#### YOUR GOAL:
Among the lines below, return each one that contains the word "localhost".

#### RECORDED DATA:
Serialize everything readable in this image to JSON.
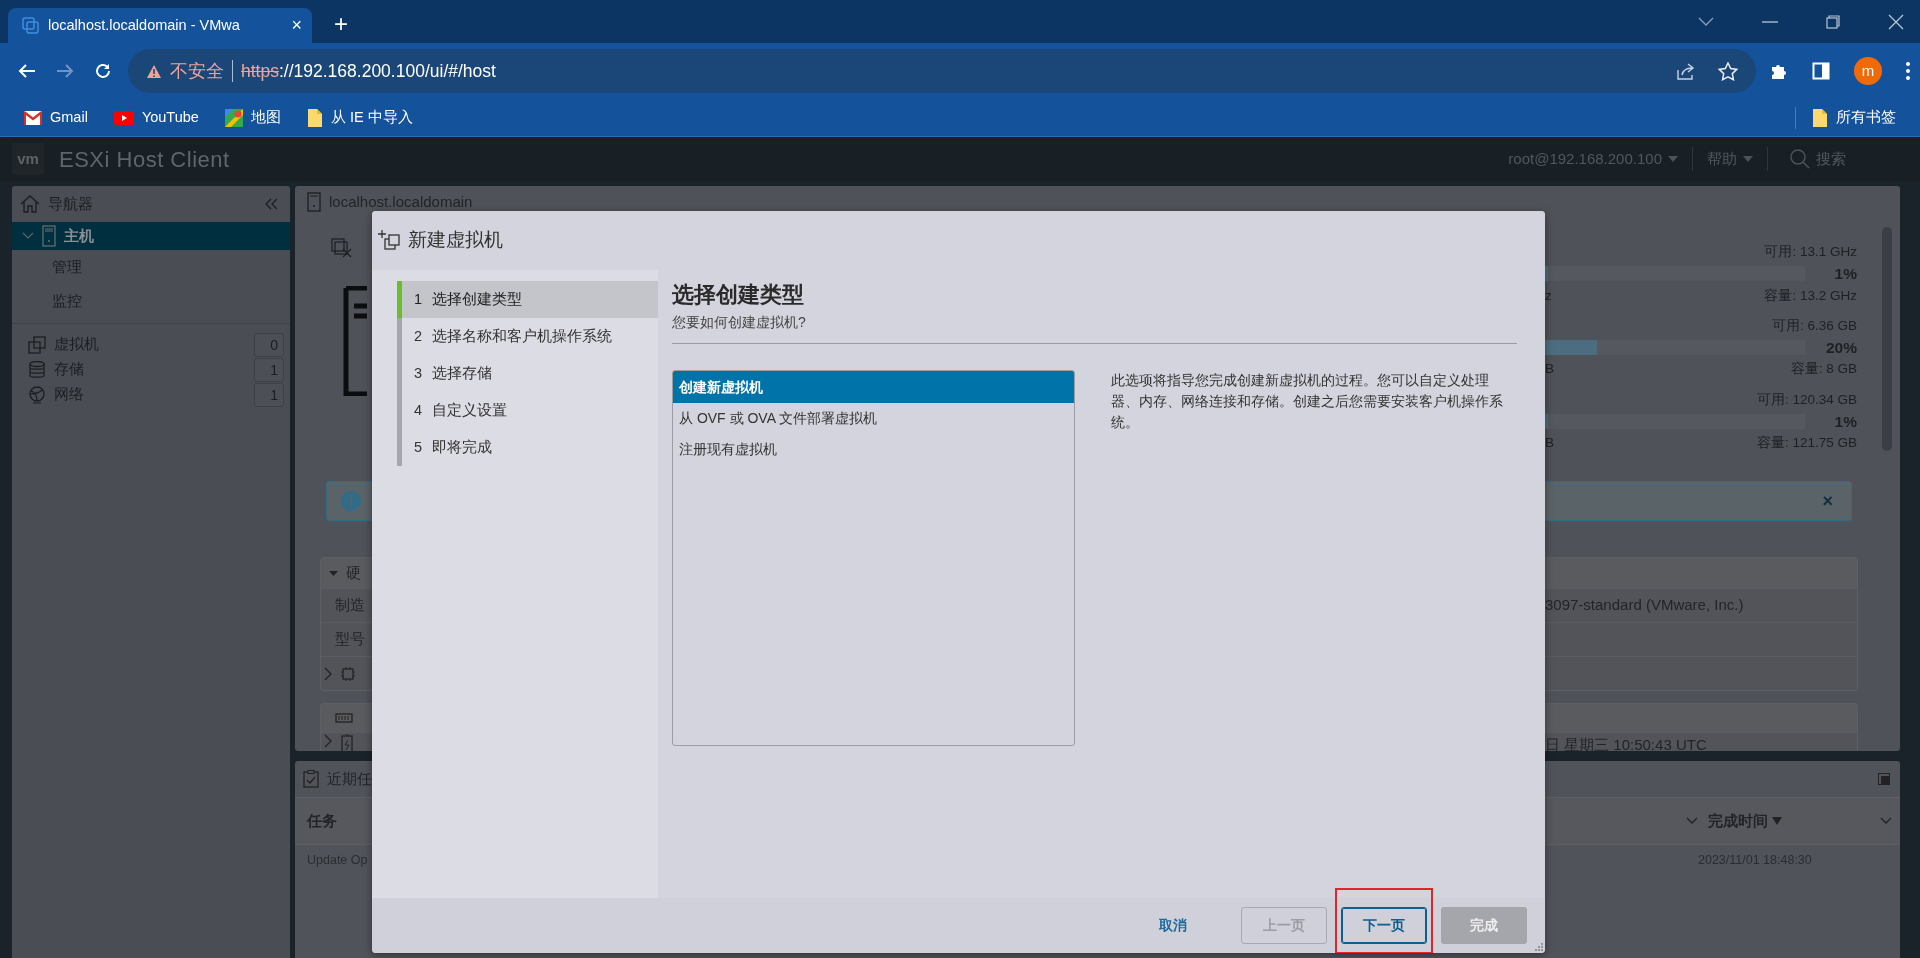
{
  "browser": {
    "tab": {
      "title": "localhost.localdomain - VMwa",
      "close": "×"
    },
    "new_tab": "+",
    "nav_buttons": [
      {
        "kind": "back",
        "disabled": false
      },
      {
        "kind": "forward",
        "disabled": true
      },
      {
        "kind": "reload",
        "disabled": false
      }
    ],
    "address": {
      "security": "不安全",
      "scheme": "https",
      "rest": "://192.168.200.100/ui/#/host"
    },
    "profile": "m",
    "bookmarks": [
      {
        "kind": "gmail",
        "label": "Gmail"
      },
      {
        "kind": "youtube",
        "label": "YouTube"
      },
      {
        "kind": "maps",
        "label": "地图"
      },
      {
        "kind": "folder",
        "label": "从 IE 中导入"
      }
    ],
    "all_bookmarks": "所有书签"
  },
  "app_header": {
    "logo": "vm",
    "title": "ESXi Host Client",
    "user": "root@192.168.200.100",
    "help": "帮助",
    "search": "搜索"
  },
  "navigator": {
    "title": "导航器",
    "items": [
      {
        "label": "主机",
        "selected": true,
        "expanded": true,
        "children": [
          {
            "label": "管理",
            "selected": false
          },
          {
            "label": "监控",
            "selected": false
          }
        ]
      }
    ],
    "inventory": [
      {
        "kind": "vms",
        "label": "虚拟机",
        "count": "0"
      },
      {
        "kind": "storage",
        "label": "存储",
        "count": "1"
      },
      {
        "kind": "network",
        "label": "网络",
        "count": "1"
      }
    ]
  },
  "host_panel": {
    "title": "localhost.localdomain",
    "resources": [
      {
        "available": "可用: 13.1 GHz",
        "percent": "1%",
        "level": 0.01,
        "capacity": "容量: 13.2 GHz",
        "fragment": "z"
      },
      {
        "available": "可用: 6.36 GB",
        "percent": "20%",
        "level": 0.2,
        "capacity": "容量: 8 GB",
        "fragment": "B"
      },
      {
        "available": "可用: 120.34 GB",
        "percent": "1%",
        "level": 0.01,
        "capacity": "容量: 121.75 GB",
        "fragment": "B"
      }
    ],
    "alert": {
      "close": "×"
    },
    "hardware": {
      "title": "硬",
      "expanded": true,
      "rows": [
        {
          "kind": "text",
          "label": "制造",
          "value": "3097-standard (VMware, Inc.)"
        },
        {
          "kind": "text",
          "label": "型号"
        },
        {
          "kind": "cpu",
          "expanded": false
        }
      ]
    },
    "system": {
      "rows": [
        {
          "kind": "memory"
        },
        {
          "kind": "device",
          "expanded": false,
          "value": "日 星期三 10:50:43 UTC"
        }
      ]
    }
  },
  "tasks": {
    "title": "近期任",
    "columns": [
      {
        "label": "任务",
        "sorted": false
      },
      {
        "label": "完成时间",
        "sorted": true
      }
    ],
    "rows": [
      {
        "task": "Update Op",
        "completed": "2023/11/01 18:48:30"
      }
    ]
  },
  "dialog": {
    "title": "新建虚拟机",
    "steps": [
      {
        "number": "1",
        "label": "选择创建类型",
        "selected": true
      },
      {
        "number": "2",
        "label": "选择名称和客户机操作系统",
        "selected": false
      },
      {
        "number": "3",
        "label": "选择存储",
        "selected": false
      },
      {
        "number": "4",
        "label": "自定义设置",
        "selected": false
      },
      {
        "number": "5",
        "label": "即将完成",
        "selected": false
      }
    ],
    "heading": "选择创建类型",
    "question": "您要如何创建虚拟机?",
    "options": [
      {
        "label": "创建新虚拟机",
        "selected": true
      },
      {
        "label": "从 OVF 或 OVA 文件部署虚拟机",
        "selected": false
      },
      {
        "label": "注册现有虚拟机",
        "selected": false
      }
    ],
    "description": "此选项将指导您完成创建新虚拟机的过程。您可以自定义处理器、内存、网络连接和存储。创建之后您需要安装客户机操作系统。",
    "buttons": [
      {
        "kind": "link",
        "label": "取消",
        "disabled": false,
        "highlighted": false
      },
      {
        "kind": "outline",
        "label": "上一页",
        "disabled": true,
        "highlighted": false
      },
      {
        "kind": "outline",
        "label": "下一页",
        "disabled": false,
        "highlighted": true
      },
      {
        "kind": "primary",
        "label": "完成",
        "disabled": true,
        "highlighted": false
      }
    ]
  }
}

#### SOLUTION TO THIS PROBLEM:
      "title": "localhost.localdomain - VMwa",
    "title": "localhost.localdomain",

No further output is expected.